Now you must market this thing. You must network and promote. And lest I be misunderstood, let me clarify something here – when I speak of marketing and promoting, I mean you will spend months, maybe years, building a platform and maintaining it.

This process is not for cowards. It isn’t going to work for those who lack initiative, follow-through, or tenacity.

So – have some respect, please. The next time you speak with someone who just self-published a book, think about the tremendous amount of perseverance, hard work, and sheer heart that it took. Congratulate them on their huge accomplishment. Give that author a big old bear hug from me!

If you wish to have an opinion on the book, you will need to do one of two things:


1.) Go buy the book and read it.

2.) If you don’t want to buy the book, ask the author if you may receive a free copy in exchange for an honest review. I guarantee every single author will agree immediately. Now go home and read that book.

Finally, go to AmazonGoodreads, and B&N and review the book. Be kind but give them your honest opinion. These reviews are invaluable for several reasons. Remember I said anyone can publish and they do? This means that the market is glutted and one of the important ways that authors differentiate themselves is using reviews.

Yikes! I can hear everyone out there clamoring and shouting questions about the current state of book reviews.


 Are they trustworthy? Can one pay to get a review?


Answers:  I don’t know. Yes, I suspect so.


This is a topic for another post and I will table it for now and come back to it at a later time.

Let’s just focus on HONEST REVIEWS. If you can deliver them with clarity, honesty, and specificity, they can serve to help the writer better understand her readers. That is worth it’s weight in gold. If you have something to say that might seem a little harsh to just toss out there into the cyberworld, limber up your fingers and send that author a kind but honest review of his book. This is a kind and generous, and something that most people don’t take the time to do for writers.

Criticizing or diminishing the efforts of self-published writers weakens the industry. Instead, let’s take a positive approach. Encourage and applaud self-published authors. Review. Refuse to give anything but an honest review.

By the way, most of these principles also apply to indie artists who are trying to make their way. Let’s lend support and love to all creative people brave enough to put their work out there.

P.S. If you choose not to read the book, you only have one option. Kindly shut up about it until you have something informed and useful to say.

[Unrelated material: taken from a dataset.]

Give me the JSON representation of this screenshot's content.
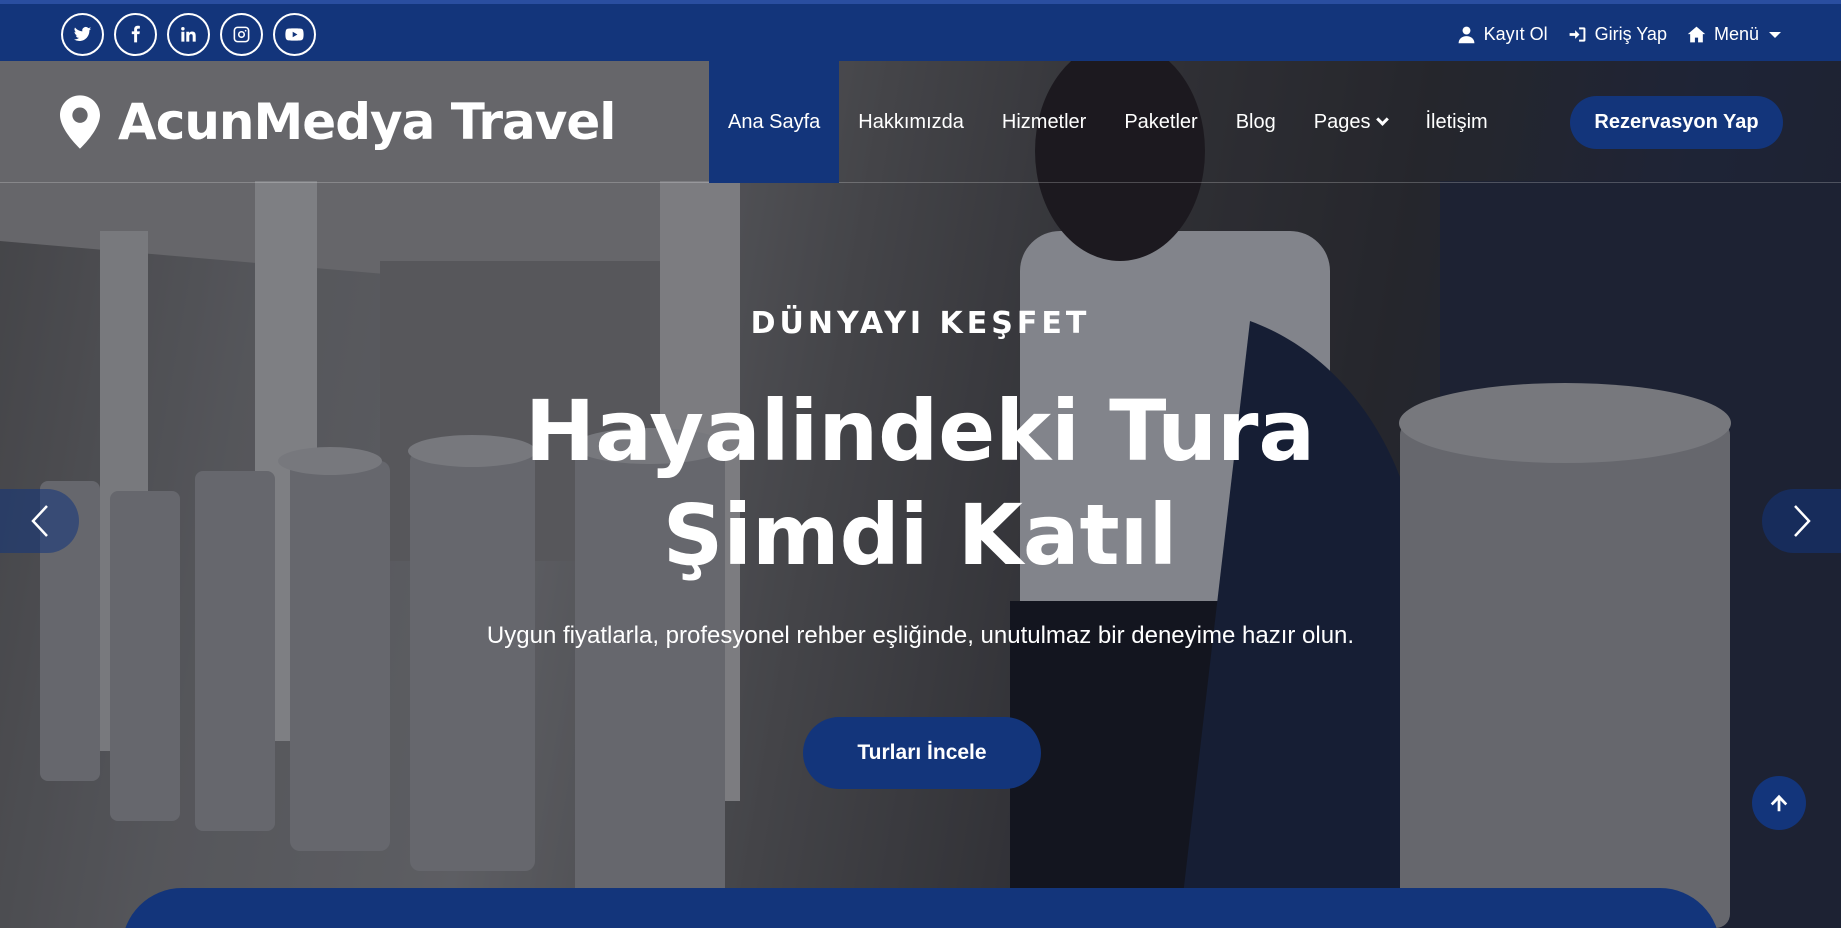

These gorgeous collage pieces were brought to you by one of Ink & Alchemy’s Featured Artists, the talented Emilia Elfe. Clicking any artwork will take you to her website.

As always, thanks for spending time with me. If you wanna hang out some more, visit my platform.

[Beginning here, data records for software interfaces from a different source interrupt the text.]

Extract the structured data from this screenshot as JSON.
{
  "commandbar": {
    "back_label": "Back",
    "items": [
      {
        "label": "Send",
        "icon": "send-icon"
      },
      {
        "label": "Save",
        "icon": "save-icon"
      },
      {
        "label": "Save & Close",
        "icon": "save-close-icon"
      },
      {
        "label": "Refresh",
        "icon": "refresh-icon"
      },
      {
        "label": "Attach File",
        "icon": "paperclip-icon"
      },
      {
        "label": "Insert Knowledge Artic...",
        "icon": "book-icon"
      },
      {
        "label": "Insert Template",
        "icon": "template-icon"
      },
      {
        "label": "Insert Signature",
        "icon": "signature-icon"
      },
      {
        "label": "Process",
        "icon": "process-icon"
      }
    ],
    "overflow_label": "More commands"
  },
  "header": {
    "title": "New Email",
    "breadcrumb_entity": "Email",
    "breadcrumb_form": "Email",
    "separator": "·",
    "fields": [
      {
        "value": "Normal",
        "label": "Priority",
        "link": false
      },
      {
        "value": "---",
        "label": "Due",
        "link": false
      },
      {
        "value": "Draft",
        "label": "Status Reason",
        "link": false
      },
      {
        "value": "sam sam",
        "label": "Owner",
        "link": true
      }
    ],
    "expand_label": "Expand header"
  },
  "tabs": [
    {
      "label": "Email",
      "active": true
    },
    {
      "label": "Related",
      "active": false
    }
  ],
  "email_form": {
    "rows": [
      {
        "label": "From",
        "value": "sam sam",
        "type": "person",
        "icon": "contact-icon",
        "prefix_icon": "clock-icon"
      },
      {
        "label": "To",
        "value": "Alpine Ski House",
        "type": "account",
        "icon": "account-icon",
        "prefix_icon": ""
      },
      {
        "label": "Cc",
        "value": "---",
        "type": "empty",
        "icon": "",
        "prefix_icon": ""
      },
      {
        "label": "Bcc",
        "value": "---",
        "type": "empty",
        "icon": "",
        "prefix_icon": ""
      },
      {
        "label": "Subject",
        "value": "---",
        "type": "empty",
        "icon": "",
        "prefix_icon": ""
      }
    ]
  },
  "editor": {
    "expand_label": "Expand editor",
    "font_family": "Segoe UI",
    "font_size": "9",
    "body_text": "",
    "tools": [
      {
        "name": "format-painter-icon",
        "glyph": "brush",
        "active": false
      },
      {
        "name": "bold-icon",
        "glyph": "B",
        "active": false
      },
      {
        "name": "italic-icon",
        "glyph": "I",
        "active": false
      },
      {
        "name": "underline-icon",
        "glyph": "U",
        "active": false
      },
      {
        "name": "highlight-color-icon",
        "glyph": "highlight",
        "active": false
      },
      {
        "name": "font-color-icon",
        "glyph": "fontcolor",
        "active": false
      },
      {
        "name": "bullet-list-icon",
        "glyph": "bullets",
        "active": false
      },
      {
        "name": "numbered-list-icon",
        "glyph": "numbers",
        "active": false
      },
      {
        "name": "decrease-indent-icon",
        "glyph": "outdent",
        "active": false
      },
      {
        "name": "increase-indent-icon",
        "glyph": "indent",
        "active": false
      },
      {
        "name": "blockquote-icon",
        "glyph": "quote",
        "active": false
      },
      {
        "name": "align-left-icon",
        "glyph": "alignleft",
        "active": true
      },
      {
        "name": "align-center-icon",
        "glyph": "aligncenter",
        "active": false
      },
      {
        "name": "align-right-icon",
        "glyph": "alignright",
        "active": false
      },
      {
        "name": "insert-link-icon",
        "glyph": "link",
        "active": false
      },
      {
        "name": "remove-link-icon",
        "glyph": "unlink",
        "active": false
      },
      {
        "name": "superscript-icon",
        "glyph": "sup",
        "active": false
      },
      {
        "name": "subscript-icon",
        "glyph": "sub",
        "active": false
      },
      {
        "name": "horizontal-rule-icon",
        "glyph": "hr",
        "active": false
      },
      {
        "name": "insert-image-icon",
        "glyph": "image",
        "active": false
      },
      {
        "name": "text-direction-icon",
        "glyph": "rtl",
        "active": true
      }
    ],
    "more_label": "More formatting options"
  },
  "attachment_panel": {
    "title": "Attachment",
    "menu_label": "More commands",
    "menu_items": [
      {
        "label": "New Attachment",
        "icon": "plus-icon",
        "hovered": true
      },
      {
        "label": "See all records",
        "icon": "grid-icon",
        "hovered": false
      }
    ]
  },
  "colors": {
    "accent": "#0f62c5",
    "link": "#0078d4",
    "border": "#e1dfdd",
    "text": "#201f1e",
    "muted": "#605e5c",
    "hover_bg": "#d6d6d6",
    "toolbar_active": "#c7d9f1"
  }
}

Geisha in hiding

Geisha in hiding

Submissions have ended.

The winner is Carin Cullen and this painting is now officially called “geisha in hiding”.

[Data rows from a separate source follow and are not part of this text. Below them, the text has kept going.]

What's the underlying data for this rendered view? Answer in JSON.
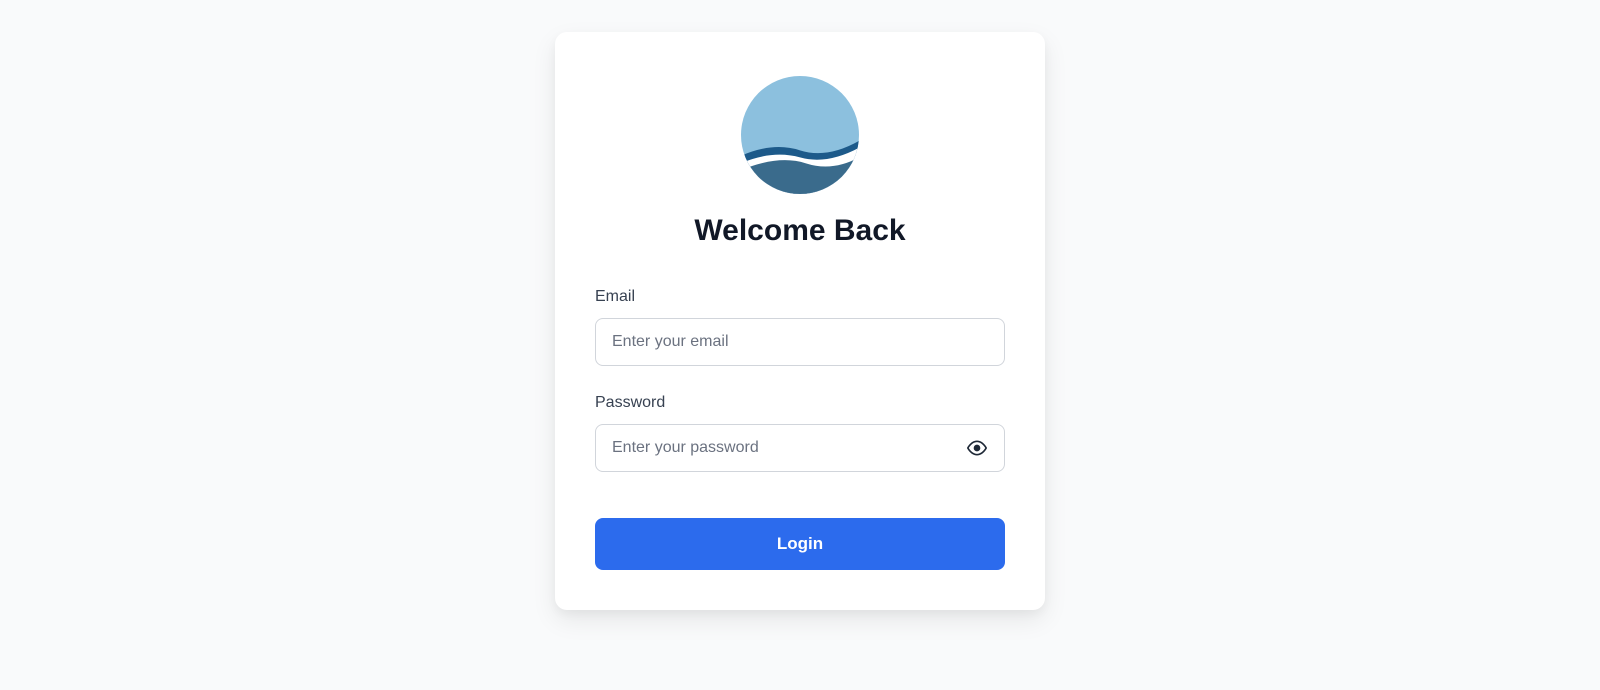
{
  "title": "Welcome Back",
  "form": {
    "email": {
      "label": "Email",
      "placeholder": "Enter your email",
      "value": ""
    },
    "password": {
      "label": "Password",
      "placeholder": "Enter your password",
      "value": ""
    },
    "login_button": "Login"
  },
  "colors": {
    "background": "#f9fafb",
    "card": "#ffffff",
    "primary": "#2c6bed",
    "text": "#111827",
    "label": "#374151",
    "placeholder": "#6b7280",
    "border": "#d1d5db"
  }
}
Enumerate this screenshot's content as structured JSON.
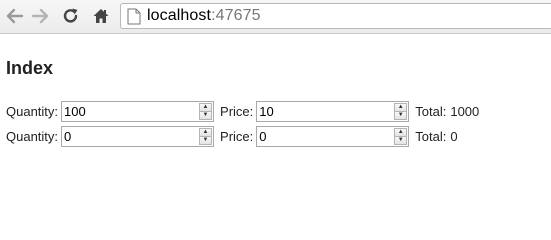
{
  "browser": {
    "url_host": "localhost",
    "url_port": ":47675",
    "icons": [
      "back-arrow-icon",
      "forward-arrow-icon",
      "reload-icon",
      "home-icon",
      "page-icon"
    ]
  },
  "page": {
    "title": "Index",
    "rows": [
      {
        "quantity_label": "Quantity:",
        "quantity": "100",
        "price_label": "Price:",
        "price": "10",
        "total_label": "Total:",
        "total": "1000"
      },
      {
        "quantity_label": "Quantity:",
        "quantity": "0",
        "price_label": "Price:",
        "price": "0",
        "total_label": "Total:",
        "total": "0"
      }
    ]
  }
}
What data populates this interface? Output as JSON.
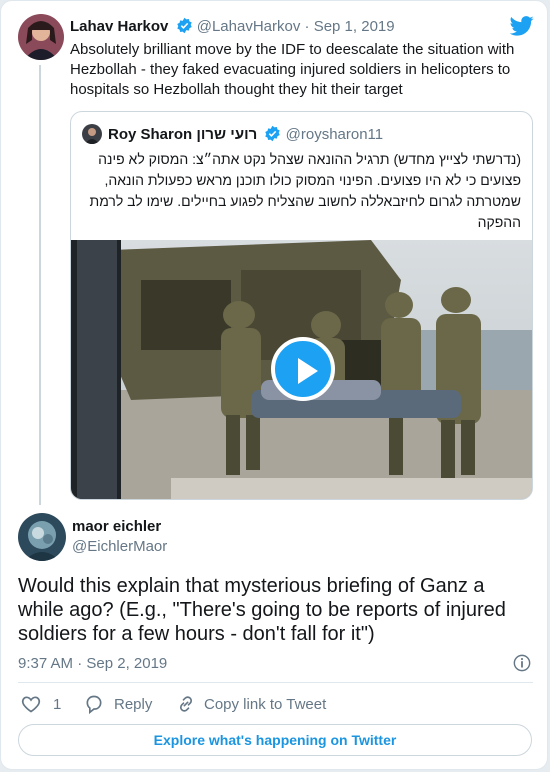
{
  "tweet1": {
    "name": "Lahav Harkov",
    "handle": "@LahavHarkov",
    "sep": "·",
    "date": "Sep 1, 2019",
    "text": "Absolutely brilliant move by the IDF to deescalate the situation with Hezbollah - they faked evacuating injured soldiers in helicopters to hospitals so Hezbollah thought they hit their target"
  },
  "quote": {
    "name": "Roy Sharon רועי שרון",
    "handle": "@roysharon11",
    "text": "(נדרשתי לצייץ מחדש) תרגיל ההונאה שצהל נקט אתה״צ: המסוק לא פינה פצועים כי לא היו פצועים. הפינוי המסוק כולו תוכנן מראש כפעולת הונאה, שמטרתה לגרום לחיזבאללה לחשוב שהצליח לפגוע בחיילים. שימו לב לרמת ההפקה"
  },
  "tweet2": {
    "name": "maor eichler",
    "handle": "@EichlerMaor",
    "text": "Would this explain that mysterious briefing of Ganz a while ago? (E.g., \"There's going to be reports of injured soldiers for a few hours - don't fall for it\")",
    "timestamp": "9:37 AM · Sep 2, 2019"
  },
  "actions": {
    "like_count": "1",
    "reply_label": "Reply",
    "copy_label": "Copy link to Tweet"
  },
  "footer": {
    "explore_label": "Explore what's happening on Twitter"
  },
  "colors": {
    "brand": "#1da1f2",
    "link": "#1b95e0",
    "muted": "#657786",
    "border": "#ccd6dd"
  },
  "icons": [
    "twitter-bird-icon",
    "verified-icon",
    "play-icon",
    "info-icon",
    "heart-icon",
    "reply-icon",
    "link-icon"
  ]
}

Congrats, Carin! Keep your eye on the post because I’ll be sending off your prize package on Monday. It’s already packed and I think you’re gonna like it!

There were so many terrific entries that it was difficult to choose. We’ll do this again soon – thanks for participating.

-Robin